(TASK TO COMPLETE): Which of the lines below include the word "DEVELOPMENT"? Pull each one out.

Source data:
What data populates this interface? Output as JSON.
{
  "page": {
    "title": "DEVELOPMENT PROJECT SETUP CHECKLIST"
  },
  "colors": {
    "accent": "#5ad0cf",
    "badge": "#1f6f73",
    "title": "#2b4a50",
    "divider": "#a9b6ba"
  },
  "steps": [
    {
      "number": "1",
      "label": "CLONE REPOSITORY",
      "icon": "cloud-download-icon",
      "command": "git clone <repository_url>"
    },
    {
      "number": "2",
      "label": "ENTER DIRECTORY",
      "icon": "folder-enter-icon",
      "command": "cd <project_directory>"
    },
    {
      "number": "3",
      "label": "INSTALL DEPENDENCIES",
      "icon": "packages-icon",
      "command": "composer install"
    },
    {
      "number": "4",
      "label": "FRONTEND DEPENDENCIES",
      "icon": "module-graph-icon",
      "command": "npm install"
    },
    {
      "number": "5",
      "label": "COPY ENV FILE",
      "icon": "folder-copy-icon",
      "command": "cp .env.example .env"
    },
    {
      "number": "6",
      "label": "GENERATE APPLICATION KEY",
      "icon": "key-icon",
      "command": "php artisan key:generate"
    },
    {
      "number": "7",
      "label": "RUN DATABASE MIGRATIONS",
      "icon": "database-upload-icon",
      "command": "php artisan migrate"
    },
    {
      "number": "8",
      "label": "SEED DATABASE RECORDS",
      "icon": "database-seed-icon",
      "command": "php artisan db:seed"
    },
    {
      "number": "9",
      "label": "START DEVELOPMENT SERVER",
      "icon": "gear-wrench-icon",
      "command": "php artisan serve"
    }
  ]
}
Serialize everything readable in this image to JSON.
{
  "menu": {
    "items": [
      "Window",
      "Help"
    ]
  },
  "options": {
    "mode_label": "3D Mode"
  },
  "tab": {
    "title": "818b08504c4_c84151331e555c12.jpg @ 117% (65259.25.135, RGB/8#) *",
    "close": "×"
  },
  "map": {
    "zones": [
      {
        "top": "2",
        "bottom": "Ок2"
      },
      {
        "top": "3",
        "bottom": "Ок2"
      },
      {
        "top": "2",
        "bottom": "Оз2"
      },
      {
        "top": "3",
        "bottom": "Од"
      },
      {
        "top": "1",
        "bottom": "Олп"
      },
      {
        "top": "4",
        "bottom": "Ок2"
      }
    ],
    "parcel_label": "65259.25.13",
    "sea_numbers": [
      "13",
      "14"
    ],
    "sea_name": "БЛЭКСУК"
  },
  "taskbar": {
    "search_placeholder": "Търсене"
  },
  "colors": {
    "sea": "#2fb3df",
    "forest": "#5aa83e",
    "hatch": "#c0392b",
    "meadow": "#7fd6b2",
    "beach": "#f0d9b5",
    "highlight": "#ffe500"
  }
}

(TASK ANSWER):
    "title": "DEVELOPMENT PROJECT SETUP CHECKLIST"
      "label": "START DEVELOPMENT SERVER",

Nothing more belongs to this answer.